The secret to making it through a Whole30 is good planning. I’ve created a 30 day meal plan to help us (and others) have a successful month. It’s not 100% finished yet. I still need to add a few meals to the last week. I’ve also left lunches open because I figure that we’ll either have leftovers or a salad of some sort. I’m not sure when we’ll have leftovers and when we won’t, or whether I’ll eat the leftovers for lunch or Adam will, so I didn’t add anything there. The emptiness is intentional — a feature, not a bug! 🙂 I also left off dessert/snacks because I figure everyone who is doing a Whole30 knows that they can have fresh fruit or veggies whenever they want them. I thought the plan needed some wiggle room for spur-of-the-moment personal desires.
As for working out, I’ve been dividing my cardio time among the elliptical trainer, the stationary bike, and walking on the treadmill. I’m not sure if we’re planning to weight train during January as well. That’s kind of up in the air at the moment. I’m also hoping to add swimming to the mix.
When I finish with the meal plan, I’m going to create weekly grocery lists, and I’ll share those here too.
The most difficult thing is the decision to act, the rest is merely tenacity. The fears are paper tigers. You can do anything you decide to do. You can act to change and control your life; and the procedure, the process is its own reward.
When I think about the life I’ve lived so far, the best and most important things I’ve ever done have made me truly afraid. And rather than the acts themselves, it was the experience of conquering the fear that made me feel truly alive. I remember a time when I couldn’t sing in front of people without throwing up afterwards. I remember when I was terrified of living in an apartment by myself. I remember how scared I was the first time I drove a car… So, when I think about actually giving birth, and the earnest thought alone gives me goosebumps and makes me queasy, I’m pretty sure that means it’s going to be one of the most important things I will do in this life.
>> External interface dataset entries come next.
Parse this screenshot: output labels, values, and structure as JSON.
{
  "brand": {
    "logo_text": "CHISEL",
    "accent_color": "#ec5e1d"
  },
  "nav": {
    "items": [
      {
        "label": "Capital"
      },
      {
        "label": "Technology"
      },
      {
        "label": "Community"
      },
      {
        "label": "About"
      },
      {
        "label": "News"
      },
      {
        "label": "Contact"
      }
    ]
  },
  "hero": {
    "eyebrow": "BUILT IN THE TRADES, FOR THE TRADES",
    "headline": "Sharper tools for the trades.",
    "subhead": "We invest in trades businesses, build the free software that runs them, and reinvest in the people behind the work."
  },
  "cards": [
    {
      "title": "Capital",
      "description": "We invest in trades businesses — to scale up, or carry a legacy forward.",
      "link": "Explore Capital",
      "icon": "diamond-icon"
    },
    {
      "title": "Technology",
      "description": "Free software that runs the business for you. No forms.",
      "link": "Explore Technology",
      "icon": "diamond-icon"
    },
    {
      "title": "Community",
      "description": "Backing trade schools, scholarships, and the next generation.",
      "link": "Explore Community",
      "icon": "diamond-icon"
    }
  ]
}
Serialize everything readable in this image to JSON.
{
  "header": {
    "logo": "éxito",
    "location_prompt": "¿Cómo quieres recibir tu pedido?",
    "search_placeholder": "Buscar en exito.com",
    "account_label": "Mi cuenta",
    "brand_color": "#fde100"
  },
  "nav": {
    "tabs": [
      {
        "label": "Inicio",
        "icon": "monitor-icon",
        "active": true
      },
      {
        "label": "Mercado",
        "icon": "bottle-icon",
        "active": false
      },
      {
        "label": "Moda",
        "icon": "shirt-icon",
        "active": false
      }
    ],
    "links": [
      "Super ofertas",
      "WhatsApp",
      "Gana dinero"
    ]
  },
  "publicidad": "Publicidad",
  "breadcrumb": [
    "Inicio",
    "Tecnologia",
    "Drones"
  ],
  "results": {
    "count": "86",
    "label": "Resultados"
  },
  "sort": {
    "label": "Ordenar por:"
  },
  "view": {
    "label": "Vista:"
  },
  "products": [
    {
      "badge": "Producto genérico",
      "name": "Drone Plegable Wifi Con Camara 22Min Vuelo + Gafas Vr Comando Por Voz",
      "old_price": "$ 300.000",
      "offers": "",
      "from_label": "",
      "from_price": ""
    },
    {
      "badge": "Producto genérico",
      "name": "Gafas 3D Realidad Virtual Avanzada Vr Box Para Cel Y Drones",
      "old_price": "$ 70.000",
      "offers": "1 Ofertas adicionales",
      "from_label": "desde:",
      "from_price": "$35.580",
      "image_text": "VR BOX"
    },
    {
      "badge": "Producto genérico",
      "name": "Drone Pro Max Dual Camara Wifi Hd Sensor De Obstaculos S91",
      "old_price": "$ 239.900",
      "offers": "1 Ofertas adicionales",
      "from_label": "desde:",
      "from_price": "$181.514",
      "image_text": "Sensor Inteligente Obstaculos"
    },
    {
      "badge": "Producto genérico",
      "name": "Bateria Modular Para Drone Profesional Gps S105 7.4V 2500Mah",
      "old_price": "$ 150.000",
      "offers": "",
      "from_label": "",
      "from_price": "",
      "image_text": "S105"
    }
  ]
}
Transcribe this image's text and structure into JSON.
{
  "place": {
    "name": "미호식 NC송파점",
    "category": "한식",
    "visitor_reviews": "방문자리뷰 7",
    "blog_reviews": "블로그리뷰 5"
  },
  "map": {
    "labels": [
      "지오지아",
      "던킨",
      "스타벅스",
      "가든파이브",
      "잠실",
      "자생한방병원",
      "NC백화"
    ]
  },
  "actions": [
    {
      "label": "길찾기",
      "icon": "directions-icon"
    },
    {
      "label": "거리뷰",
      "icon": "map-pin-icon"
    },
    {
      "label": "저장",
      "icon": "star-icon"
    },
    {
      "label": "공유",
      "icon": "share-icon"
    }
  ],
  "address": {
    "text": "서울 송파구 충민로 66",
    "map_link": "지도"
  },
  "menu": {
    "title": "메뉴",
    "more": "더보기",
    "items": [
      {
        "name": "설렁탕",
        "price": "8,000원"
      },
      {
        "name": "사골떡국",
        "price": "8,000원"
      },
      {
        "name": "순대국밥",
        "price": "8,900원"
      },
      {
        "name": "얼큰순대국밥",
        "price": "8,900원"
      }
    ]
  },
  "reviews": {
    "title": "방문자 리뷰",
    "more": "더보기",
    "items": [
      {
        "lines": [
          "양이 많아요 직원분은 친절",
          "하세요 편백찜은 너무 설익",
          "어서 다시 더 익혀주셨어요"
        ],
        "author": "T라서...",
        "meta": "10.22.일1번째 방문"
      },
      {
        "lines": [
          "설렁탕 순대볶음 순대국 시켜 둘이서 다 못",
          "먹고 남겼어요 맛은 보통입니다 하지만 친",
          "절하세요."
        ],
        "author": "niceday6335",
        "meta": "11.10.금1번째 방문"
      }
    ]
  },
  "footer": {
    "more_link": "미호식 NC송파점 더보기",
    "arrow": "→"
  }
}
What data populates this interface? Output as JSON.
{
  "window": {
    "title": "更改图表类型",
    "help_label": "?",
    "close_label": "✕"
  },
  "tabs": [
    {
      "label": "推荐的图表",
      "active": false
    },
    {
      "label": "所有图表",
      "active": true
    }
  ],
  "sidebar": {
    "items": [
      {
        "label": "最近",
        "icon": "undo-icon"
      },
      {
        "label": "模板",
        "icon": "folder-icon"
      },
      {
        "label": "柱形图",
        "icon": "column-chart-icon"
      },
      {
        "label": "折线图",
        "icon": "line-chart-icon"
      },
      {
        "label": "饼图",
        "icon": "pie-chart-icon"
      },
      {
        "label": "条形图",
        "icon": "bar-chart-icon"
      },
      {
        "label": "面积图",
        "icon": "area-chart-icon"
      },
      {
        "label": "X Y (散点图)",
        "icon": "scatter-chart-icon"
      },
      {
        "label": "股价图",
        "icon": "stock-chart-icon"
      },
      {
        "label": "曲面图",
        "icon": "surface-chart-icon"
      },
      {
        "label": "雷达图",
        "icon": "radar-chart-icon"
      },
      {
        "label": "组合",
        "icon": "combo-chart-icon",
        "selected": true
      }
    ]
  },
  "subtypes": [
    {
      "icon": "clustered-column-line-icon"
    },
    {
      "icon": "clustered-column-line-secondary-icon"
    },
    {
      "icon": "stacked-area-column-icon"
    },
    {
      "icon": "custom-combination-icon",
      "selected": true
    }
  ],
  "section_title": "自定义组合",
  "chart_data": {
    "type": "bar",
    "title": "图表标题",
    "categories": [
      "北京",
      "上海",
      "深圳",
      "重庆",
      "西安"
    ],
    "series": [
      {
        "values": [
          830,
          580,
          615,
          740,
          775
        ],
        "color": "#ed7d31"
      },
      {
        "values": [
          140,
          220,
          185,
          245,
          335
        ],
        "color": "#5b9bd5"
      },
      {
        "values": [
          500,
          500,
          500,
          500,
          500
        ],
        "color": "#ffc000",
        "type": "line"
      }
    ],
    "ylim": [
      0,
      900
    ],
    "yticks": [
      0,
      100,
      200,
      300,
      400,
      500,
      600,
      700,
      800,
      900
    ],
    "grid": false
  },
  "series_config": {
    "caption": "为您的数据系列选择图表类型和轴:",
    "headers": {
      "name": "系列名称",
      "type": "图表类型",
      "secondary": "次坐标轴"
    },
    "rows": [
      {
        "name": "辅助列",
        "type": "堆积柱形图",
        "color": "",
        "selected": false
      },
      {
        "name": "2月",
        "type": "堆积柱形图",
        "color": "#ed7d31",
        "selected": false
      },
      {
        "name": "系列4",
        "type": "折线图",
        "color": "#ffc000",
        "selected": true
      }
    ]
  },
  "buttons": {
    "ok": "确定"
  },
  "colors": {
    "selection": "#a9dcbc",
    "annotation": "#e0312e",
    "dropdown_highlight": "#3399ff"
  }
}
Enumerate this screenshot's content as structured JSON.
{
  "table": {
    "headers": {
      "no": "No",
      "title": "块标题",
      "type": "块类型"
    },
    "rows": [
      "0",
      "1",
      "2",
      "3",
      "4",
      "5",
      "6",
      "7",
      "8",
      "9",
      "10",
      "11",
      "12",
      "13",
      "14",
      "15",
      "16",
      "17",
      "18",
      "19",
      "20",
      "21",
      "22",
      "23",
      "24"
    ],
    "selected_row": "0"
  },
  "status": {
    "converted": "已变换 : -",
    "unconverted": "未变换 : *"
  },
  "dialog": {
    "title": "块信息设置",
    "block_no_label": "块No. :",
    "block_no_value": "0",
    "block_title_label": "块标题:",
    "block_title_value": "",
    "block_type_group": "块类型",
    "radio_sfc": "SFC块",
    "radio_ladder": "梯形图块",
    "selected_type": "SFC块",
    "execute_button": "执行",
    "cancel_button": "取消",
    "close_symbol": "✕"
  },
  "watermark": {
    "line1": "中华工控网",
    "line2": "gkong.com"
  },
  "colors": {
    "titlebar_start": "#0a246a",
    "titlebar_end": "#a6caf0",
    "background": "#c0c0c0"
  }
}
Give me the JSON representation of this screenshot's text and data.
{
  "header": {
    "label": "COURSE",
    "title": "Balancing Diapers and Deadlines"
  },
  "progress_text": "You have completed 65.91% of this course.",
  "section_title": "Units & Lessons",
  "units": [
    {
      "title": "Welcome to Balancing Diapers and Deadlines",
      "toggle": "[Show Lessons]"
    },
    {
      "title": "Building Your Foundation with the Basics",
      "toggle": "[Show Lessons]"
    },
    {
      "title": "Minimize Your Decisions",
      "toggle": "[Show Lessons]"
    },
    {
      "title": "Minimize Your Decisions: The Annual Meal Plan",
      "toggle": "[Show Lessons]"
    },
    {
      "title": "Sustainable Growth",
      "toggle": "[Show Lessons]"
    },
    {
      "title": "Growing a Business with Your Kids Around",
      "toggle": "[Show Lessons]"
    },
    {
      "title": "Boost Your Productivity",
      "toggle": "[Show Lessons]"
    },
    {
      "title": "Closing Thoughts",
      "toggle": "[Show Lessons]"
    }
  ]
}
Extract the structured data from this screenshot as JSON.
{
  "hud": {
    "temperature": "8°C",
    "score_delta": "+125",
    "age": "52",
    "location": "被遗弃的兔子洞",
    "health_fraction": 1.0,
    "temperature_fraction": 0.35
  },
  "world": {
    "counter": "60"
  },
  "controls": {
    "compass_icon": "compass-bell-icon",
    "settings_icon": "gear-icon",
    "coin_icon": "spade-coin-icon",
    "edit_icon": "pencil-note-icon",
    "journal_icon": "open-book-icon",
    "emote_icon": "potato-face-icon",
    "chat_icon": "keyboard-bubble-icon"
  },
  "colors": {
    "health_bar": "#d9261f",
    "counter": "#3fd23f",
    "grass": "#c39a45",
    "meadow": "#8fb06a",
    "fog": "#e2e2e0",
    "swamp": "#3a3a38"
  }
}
And every step towards it is another opportunity to kick fear’s ass.